There is a Metro Bike station near the western end of the bridge at the intersection of Willow and Mateo streets. It was a typically bright and clear Monday morning, and traffic was light in this corner of the Arts District.
Traffic was light on the bridge, as well. It was almost hard to imagine the bridge crowded with revelers or subjected to “street takeovers” as it had been in the weeks following its opening. The structure’s broad, bright surface seemed to shimmer in the sunlight, and in a state of quiet that was only occasionally interrupted by passing vehicles.
Much of the discourse around the bridge’s opening this summer focused on the unruly appropriations of this new urban space and on how to maintain an uninterrupted traffic flow. I noted that the speed humps which had been touted as a quick-fix solution for stopping road racing on the bridge have not been installed.

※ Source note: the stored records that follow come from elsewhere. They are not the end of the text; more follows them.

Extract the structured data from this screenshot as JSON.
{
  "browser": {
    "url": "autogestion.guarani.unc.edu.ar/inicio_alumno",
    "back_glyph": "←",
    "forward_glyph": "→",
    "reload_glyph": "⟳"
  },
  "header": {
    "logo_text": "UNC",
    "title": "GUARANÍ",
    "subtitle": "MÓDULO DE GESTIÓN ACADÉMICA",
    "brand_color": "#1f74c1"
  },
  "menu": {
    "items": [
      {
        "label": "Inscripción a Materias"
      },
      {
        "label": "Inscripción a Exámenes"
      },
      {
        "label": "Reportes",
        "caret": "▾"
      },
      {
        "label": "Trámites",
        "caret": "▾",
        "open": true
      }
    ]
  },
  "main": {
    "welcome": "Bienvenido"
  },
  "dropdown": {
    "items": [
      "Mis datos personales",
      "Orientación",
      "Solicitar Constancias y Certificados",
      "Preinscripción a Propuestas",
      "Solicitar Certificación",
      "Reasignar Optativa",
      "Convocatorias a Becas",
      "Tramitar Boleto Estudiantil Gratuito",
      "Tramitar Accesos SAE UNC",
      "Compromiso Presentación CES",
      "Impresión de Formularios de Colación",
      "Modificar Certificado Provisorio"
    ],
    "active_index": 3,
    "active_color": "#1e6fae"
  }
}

Another strand of discourse placed blame for the unanticipated disruption not on the “unruly” bridge users but rather on the designers and planners whose ingrained transit biases and myopic mobility visions laid the foundation for an emergent repurposing of the infrastructure that was ultimately inevitable rather than unexpected. The L.A. Times editorial board barely stopped short of invoking the Lefebvrian “right to the city” in calling for a vision of public space oriented around people rather than vehicles. My own urbanist inclinations are entirely in agreement with this rhetoric. Having now seen the bridge in person, however, I have to say that I quite like the new Sixth Street Viaduct. The bridge may not represent anything revolutionary, nor does it offer a bold new vision for urban space, but for what it is I found it to be accessible enough for pedestrians and cyclists, while offering expansive views of the river and downtown skyline. Even the bike lanes, which the Times editorial derided for being insufficiently “protected” from traffic, offer a better sense of separation from the road relative to what I’ve seen in U.S. cities.
On the bridge’s aesthetic features my feelings are more ambivalent. The concrete surface conveys the sense that the bridge is merely an extension of L.A.’s sprawling freeway network, and the canted arches smack of the sort of cosmopolitan “starchitecture” that renders all spaces in a homogenizing image of sameness. I am also preferential to the original bridge design and was in favor of the early proposals that the replacement viaduct be designed as a replica of the former structure (the preservation of historic and landmark architecture is one of the issues that brings out my conservative side). Regardless, I enjoyed my brief time on the bridge. I also unconsciously recreated my GTA avatar’s 6th St Bridge photo from back in August:
Here’s some video I shot during my bridge crossings: